Tuesday, May 28, 2024

Venezuelan opposition is controlling government: What does this mean for Belize?


On December 6th, Venezuela’s Opposition Democratic Alliance won an overwhelming mid-term congressional victory during the country’s elections. This victory gave the opposition party about two-thirds control in Venezuela’s National Assembly. The opposition claimed the majority of the 167 seats in the National Assembly which would allow them to free political prisoners, enact basic laws, and approve the budget and government debt. The results are a major blow to current president Nicolas Maduro of the ruling Socialist Party, which has been in power for the past 16 years when the late president Hugo Chavez brought it to power. The big question concerning Belizeans is, what does this mean for Belize and the future of the PetroCaribe Loan Program?
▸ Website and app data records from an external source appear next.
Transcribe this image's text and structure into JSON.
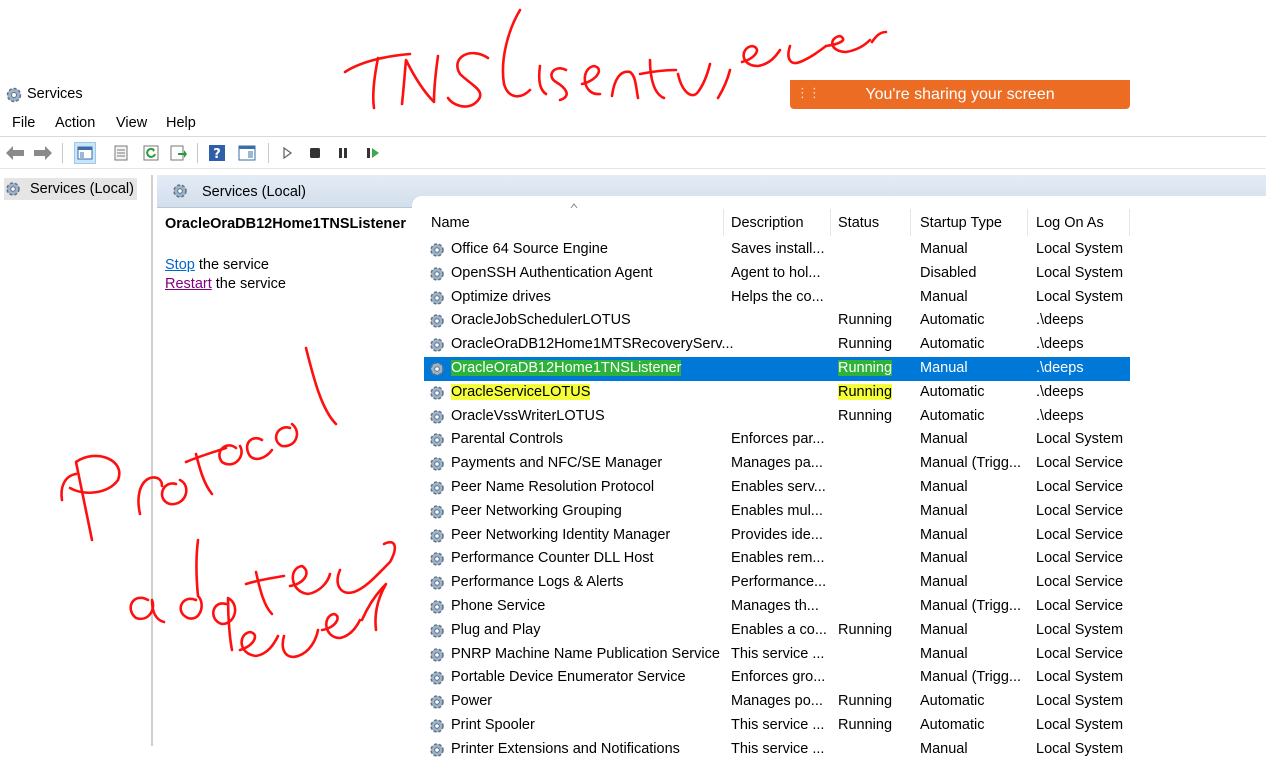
{
  "window": {
    "title": "Services"
  },
  "share_banner": {
    "text": "You're sharing your screen"
  },
  "menu": {
    "items": [
      "File",
      "Action",
      "View",
      "Help"
    ]
  },
  "tree": {
    "root": "Services (Local)"
  },
  "panel": {
    "title": "Services (Local)"
  },
  "extended": {
    "service_name": "OracleOraDB12Home1TNSListener",
    "stop_link": "Stop",
    "stop_suffix": " the service",
    "restart_link": "Restart",
    "restart_suffix": " the service"
  },
  "columns": [
    "Name",
    "Description",
    "Status",
    "Startup Type",
    "Log On As"
  ],
  "rows": [
    {
      "name": "Office 64 Source Engine",
      "desc": "Saves install...",
      "status": "",
      "startup": "Manual",
      "logon": "Local System"
    },
    {
      "name": "OpenSSH Authentication Agent",
      "desc": "Agent to hol...",
      "status": "",
      "startup": "Disabled",
      "logon": "Local System"
    },
    {
      "name": "Optimize drives",
      "desc": "Helps the co...",
      "status": "",
      "startup": "Manual",
      "logon": "Local System"
    },
    {
      "name": "OracleJobSchedulerLOTUS",
      "desc": "",
      "status": "Running",
      "startup": "Automatic",
      "logon": ".\\deeps"
    },
    {
      "name": "OracleOraDB12Home1MTSRecoveryServ...",
      "desc": "",
      "status": "Running",
      "startup": "Automatic",
      "logon": ".\\deeps"
    },
    {
      "name": "OracleOraDB12Home1TNSListener",
      "desc": "",
      "status": "Running",
      "startup": "Manual",
      "logon": ".\\deeps"
    },
    {
      "name": "OracleServiceLOTUS",
      "desc": "",
      "status": "Running",
      "startup": "Automatic",
      "logon": ".\\deeps"
    },
    {
      "name": "OracleVssWriterLOTUS",
      "desc": "",
      "status": "Running",
      "startup": "Automatic",
      "logon": ".\\deeps"
    },
    {
      "name": "Parental Controls",
      "desc": "Enforces par...",
      "status": "",
      "startup": "Manual",
      "logon": "Local System"
    },
    {
      "name": "Payments and NFC/SE Manager",
      "desc": "Manages pa...",
      "status": "",
      "startup": "Manual (Trigg...",
      "logon": "Local Service"
    },
    {
      "name": "Peer Name Resolution Protocol",
      "desc": "Enables serv...",
      "status": "",
      "startup": "Manual",
      "logon": "Local Service"
    },
    {
      "name": "Peer Networking Grouping",
      "desc": "Enables mul...",
      "status": "",
      "startup": "Manual",
      "logon": "Local Service"
    },
    {
      "name": "Peer Networking Identity Manager",
      "desc": "Provides ide...",
      "status": "",
      "startup": "Manual",
      "logon": "Local Service"
    },
    {
      "name": "Performance Counter DLL Host",
      "desc": "Enables rem...",
      "status": "",
      "startup": "Manual",
      "logon": "Local Service"
    },
    {
      "name": "Performance Logs & Alerts",
      "desc": "Performance...",
      "status": "",
      "startup": "Manual",
      "logon": "Local Service"
    },
    {
      "name": "Phone Service",
      "desc": "Manages th...",
      "status": "",
      "startup": "Manual (Trigg...",
      "logon": "Local Service"
    },
    {
      "name": "Plug and Play",
      "desc": "Enables a co...",
      "status": "Running",
      "startup": "Manual",
      "logon": "Local System"
    },
    {
      "name": "PNRP Machine Name Publication Service",
      "desc": "This service ...",
      "status": "",
      "startup": "Manual",
      "logon": "Local Service"
    },
    {
      "name": "Portable Device Enumerator Service",
      "desc": "Enforces gro...",
      "status": "",
      "startup": "Manual (Trigg...",
      "logon": "Local System"
    },
    {
      "name": "Power",
      "desc": "Manages po...",
      "status": "Running",
      "startup": "Automatic",
      "logon": "Local System"
    },
    {
      "name": "Print Spooler",
      "desc": "This service ...",
      "status": "Running",
      "startup": "Automatic",
      "logon": "Local System"
    },
    {
      "name": "Printer Extensions and Notifications",
      "desc": "This service ...",
      "status": "",
      "startup": "Manual",
      "logon": "Local System"
    }
  ],
  "selected_index": 5,
  "highlighted_index": 6,
  "icons": {
    "service": "gear-icon",
    "back": "back-arrow-icon",
    "forward": "forward-arrow-icon",
    "start": "play-icon",
    "stop": "stop-icon",
    "pause": "pause-icon",
    "resume": "resume-icon"
  },
  "colors": {
    "selection": "#0078d7",
    "banner": "#ec6c24",
    "ink": "#ff0000",
    "highlighter": "#f4ff3a"
  }
}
Belize has been dependent on PetroCaribe funds for the last few years, and with the change in Venezuela’s government Belize’s Barrow’s administration could experience some changes. According to Venezuela’s Ambassador to Belize, His Excellency Yoel del Valle Perez Mercano, if the opposition takes over the Venezuelan government, it will not only affect his country’s congress, but also the political relationships with its brothers in the Caribbean, and the PetroCaribe Program. “The first thing that a government that wants to do a coup attempt is to eliminate the decisions on international cooperation agreements that have been signed by President Nicolas Maduro, and the most affected would be Petrocaribe. And I would ask you, would that have a consequence on Belize and the rest of the Caribbean? Definitely yes. We say that with humility. With the eighteen countries of Petrocaribe, the possibility of the petroleum minister, on the condition of payment of one percent for twenty years that forms part of the agreement, it would affect the economy of this country,” said Mercano. Even though two-thirds may not sound like much, according to Mercano it is crucial, since this will give the opposition the ability to call a constituent assembly to write a new constitution and propose constitutional reforms via a referendum. These movements could threaten President Maduro’s hold on power.
Venzuela is considered an rich country in oil, however it is ravaged by inflation above 200%, rampant food shortages, low prices in oil that have left the country broke and unable to import basics like medicine and car parts, to mention a few. According to economists, it will take a series of changes such as overhauling a cumbersome and inefficient foreign-exchange system, and cutting generous social programs on which many of the poor depend.
Belize is set to begin payments of the over $500 million PetroCaribe loan to Venezuela in 2016, this brings an end to the two-year grace period granted to Belize upon signing the agreement with Venezuela in 2012. According to the National Trade Union Congress of Belize, during a meeting with Prime Minister Barrow, he mentioned to them that his government did not have a plan to repay the loan. At the time of the meeting, Barrow said that they had sufficient time to do so. However, they believe that considering Venezuela’s dire economic state, a plan should have been put in place long time ago.
Belize is already heavily indebted to other countries and financial institutions, and the PetroCaribe Loan is one more on the list. The economic outlook based on assessments from numerous credit rating agencies and economic experts have given Belize a desolate economic prognosis. What will happen to the PetroCaribe Loan Motion? Only time will tell what measures the government is going to take to ensure they meet the debt obligations. Forty percent of the loan must be covered at the end of the first part of the payments.
The new Venezuelan government that takes over on January 5th now has the task of fixing what the International Monetary Fund considers the world’s worst-performing economy.

Read more


Please help support Local Journalism in Belize

For the first time in the history of the island's community newspaper, The San Pedro Sun is appealing to their thousands of readers to help support the paper during the COVID-19 pandemic. Since 1991 we have tirelessly provided vital local and national news. Now, more than ever, our community depends on us for trustworthy reporting, but our hard work comes with a cost. We need your support to keep delivering the news you rely on each and every day. Every reader contribution, however big or small, is so valuable. Please support us by making a contribution.

Local News